Developmental Services Workers, represented by 50 Ontario Public Service Employees Union (OPSEU) locals, will serve a Notice to Bargain to their employers on Wednesday, January 15.
The call for the provincial government to come to the bargaining table and thrash out a new collective agreement with Developmental Services Workers (DSWs) affects much of Northern Ontario, including Sault Ste. Marie.
OPSEU represents about 10,000 Developmental Services Workers across Ontario.
The current contract for DSWs represented by OPSEU comes to an end March 31, 2014.
Developmental Services Workers work in group homes with individuals with various conditions, and most of those individuals are dually diagnosed with, for example, both autism and schizophrenia.
The main issue OPSEU wants to discuss is staffing levels, Sudbury-based OPSEU Communications Officer for Developmental Services David Lalonde told SooToday.com Monday.
“We serve as chefs, janitors, caretakers, friends, we wear so many hats on a day to day basis and our staff members are burning out.”
“There is a high turnover in staff,” Lalonde said, pointing out that he has personally worked for about 96 hours over the past two weeks.
Lalonde said wage increases for DSWs are a factor, but emphasized the need for greater staffing levels and new equipment (and therefore, better care for clients) is the main issue.
OPSEU has stated that because there is such a need to increase staffing levels, there are 24,000 Ontarians with developmental disabilities on a waiting list for services.
Of those, OPSEU states 12,000 are waiting for residential opportunities.
OPSEU has indicated that because of this, many Ontarians living with complex needs are receiving the wrong kind of care, living in long-term care homes, psychiatric facilities, nursing homes or even jails.
The list of needs is lengthy, Lalonde told us, and said underfunding has been an issue for “over a decade.”
Lalonde provided an example of one particular problem currently facing the Community Living Greater Sudbury group home where he works.
“We have five complex needs clients, all in wheelchairs, and our van died about six months ago and there’s no funding to get them another van.”
To get them to medical appointments, take part in community outings or even trips to Tim Horton’s has therefore become problematical.
“We have to use our own vehicles to get them to Handi-Transit (a transportation service provided by the City of Greater Sudbury for people with physical disabilities unable to use the regular transit system),” Lalonde said.
“We were even able to take our clients camping for two weeks, and now we can’t, there’s no funding to do that.”
Lalonde said OPSEU DSWs met with provincial politicians from each political party at Queen’s Park in September to raise awareness of their concerns.
“MPPs from each political party were very interested in hearing what we had to say,” Lalonde said.
An all-party committee is preparing a developmental services report to be submitted to the provincial government.
Lalonde said if negotiations fail and a strike eventually results, clients who need services will still get them.
“The employer will bring in people, but the clients won’t get the same continuity of service.”
Lalonde said the timing is right to call on the government to come to the table and forge a new collective agreement, not only because the current agreement will soon expire, but also because the current Liberal minority government may give OPSEU’s requests more serious consideration in order to stave off a provincial election in the spring.
The full text of a release from Ontario Public Service Employee's Union (OPSEU) follows.
TORONTO - (January 13, 2014) - 50 OPSEU Developmental Services locals will serve a Notice to Bargain to their respective employers on Wednesday, January 15, 2014.
All of these locals' contracts are set to expire on March 31 of this year.
More than 10,000 OPSEU developmental services workers want to know how the government plans to fix the crisis in services for people with developmental disabilities.
"It is time for a serious commitment to properly funding developmental services," said OPSEU President Warren (Smokey) Thomas. "Ontario families are stressed and pushed to the limit waiting for access to services.
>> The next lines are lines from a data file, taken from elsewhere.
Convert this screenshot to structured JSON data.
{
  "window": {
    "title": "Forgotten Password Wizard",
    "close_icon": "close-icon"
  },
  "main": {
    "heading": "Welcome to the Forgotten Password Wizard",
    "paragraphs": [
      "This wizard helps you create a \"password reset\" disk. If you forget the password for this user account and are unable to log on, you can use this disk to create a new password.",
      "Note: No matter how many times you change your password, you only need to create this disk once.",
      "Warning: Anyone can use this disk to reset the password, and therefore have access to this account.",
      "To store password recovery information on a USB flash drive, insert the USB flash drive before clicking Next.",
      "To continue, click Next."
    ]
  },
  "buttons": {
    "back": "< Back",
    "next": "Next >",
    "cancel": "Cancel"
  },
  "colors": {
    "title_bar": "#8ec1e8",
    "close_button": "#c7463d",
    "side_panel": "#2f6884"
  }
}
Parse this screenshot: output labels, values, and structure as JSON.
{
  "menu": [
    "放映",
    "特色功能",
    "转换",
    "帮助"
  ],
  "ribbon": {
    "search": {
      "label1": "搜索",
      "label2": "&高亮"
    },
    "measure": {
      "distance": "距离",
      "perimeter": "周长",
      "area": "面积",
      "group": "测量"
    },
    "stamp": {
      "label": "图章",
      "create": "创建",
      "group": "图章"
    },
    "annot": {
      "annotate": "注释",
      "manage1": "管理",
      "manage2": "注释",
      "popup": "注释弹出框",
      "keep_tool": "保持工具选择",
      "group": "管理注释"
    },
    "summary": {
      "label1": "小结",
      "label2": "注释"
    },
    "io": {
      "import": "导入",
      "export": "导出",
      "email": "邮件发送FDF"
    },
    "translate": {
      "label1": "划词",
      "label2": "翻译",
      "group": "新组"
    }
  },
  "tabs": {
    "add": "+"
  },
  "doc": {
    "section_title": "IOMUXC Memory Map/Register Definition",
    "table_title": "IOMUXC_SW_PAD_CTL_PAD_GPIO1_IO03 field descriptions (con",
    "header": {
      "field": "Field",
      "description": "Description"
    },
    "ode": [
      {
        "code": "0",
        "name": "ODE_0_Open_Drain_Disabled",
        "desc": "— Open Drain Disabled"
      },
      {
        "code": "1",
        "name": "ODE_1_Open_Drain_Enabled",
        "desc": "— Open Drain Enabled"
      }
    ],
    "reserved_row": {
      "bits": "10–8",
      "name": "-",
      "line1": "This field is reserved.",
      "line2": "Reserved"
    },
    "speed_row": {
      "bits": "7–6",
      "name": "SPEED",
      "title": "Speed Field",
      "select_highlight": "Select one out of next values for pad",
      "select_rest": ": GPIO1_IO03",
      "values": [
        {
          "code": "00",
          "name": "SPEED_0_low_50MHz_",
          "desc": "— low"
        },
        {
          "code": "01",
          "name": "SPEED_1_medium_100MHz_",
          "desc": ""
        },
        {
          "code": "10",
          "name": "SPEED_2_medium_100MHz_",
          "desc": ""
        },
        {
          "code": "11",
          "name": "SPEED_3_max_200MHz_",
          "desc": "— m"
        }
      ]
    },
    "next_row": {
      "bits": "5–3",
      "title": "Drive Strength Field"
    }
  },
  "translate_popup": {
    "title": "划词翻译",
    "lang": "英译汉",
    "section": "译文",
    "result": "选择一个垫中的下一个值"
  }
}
Lack of adequate funding means that there are not enough staff to meet the needs of people waiting for services."
There are 24,000 Ontarians with developmental disabilities on the waitlist for services.
Of those, 12,000 are waiting for residential opportunities.
Meanwhile, some people with developmental disabilities are receiving the wrong kind of care.
Many reside in long-term care facilities, psychiatric facilities, nursing homes and even in jails.
"Families cannot and should not wait 10 years and more to receive the care they need for their loved ones. It breaks my heart to see families struggling to get access to the specialized care their loved ones require for a decent quality of life. There are too many people who are growing old and worrying about who will care for their family member when they are gone," said Patti Markland, OPSEU Developmental Services Sector Chair.
"Developmental services workers are deeply committed to the people we serve. However too many of us have to juggle multiple jobs just to make ends meet. This leads to a high turnover rate and a lack of service continuity for the people we support," said Markland.
A developmental services select committee, including MPPs from all three Ontario parties, is currently holding meetings at five different Ontario communities.
OPSEU is preparing a report to coincide with the provincial report coming out of these meetings.